> Work to complete: Go through the records and copy each line where the word "link" occurs.
===== Input records =====
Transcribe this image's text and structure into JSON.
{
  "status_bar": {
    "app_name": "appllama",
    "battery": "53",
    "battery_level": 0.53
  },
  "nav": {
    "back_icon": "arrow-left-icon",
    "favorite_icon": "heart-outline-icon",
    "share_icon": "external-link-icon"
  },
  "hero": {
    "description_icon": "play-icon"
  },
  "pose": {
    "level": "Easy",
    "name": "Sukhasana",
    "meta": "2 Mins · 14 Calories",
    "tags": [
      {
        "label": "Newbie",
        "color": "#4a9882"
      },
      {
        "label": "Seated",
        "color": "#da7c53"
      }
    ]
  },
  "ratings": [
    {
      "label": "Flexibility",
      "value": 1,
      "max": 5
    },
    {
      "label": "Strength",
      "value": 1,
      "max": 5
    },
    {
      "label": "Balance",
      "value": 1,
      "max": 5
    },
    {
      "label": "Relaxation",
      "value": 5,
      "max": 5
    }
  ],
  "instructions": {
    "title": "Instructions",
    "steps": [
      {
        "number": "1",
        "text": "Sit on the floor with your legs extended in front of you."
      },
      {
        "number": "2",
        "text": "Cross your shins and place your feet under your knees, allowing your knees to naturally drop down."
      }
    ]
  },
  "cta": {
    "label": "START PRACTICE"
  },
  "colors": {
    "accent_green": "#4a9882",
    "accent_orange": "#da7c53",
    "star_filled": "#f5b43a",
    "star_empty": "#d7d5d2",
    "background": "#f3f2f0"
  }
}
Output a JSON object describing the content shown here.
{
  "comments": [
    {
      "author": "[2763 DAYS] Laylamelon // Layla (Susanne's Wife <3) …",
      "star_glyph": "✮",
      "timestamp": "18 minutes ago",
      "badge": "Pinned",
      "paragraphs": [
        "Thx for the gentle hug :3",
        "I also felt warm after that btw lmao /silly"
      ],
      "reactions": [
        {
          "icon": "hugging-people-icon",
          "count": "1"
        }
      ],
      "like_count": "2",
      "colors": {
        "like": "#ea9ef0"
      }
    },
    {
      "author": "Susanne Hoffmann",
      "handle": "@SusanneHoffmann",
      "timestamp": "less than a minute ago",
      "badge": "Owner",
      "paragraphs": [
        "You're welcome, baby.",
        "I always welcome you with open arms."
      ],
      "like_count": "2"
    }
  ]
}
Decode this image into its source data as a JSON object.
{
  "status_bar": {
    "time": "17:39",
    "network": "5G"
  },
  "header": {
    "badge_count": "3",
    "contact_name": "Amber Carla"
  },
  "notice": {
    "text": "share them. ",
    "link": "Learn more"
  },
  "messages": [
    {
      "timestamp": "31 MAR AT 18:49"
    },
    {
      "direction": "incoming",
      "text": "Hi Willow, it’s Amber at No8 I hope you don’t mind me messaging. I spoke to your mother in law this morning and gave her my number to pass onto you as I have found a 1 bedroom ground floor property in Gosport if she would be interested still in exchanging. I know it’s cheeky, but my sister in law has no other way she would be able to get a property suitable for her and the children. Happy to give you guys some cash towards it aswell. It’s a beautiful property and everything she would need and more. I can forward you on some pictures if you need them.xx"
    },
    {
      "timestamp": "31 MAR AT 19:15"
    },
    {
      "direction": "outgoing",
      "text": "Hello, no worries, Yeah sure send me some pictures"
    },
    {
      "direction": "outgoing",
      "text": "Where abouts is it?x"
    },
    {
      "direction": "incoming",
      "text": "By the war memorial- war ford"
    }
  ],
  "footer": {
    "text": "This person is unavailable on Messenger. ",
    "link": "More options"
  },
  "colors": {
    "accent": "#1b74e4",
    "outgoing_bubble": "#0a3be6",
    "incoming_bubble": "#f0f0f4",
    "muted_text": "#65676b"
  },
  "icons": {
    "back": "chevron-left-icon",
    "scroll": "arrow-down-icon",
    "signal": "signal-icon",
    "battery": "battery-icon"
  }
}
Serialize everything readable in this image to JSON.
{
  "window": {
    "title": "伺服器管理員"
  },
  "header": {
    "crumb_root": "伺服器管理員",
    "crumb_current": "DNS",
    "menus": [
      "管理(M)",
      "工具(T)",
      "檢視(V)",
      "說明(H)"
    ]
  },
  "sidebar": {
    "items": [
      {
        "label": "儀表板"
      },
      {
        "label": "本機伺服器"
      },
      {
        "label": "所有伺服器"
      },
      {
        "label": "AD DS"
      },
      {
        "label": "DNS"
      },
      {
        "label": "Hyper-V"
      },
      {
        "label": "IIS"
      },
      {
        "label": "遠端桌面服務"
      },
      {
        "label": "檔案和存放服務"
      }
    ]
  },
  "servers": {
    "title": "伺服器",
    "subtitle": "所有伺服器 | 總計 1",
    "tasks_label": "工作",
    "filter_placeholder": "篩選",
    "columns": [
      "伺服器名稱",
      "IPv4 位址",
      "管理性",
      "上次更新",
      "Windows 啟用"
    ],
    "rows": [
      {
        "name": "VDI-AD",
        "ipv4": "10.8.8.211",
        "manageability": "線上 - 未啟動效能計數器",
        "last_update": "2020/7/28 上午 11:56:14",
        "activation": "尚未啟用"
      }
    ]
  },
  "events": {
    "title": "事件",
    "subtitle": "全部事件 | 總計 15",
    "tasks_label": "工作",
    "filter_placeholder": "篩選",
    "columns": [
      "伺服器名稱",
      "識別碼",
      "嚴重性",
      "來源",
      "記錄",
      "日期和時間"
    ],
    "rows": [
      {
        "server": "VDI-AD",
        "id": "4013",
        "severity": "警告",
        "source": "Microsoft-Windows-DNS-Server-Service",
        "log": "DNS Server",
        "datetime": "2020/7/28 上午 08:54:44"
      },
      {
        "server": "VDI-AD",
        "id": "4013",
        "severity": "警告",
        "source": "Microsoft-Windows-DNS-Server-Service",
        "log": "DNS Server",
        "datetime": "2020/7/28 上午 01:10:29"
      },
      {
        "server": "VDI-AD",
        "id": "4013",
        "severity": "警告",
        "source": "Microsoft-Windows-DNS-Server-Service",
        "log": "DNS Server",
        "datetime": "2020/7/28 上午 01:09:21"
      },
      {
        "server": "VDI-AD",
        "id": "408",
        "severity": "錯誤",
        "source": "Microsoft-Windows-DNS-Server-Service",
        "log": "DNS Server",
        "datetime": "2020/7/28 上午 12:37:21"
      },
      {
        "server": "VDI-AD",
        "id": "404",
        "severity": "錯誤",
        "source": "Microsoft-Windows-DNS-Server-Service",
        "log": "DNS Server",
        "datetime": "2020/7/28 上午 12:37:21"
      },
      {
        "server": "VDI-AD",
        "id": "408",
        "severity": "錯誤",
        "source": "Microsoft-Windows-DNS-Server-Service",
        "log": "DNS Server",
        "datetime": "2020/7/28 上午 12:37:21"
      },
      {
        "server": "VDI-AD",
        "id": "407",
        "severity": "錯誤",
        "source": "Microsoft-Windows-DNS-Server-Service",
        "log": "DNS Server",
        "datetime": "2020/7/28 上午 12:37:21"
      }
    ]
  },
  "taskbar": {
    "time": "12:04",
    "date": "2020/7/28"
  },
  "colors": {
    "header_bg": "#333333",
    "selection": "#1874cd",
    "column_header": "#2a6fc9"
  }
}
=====
> Answer to the exercise:
    "share_icon": "external-link-icon"
    "link": "Learn more"
    "link": "More options"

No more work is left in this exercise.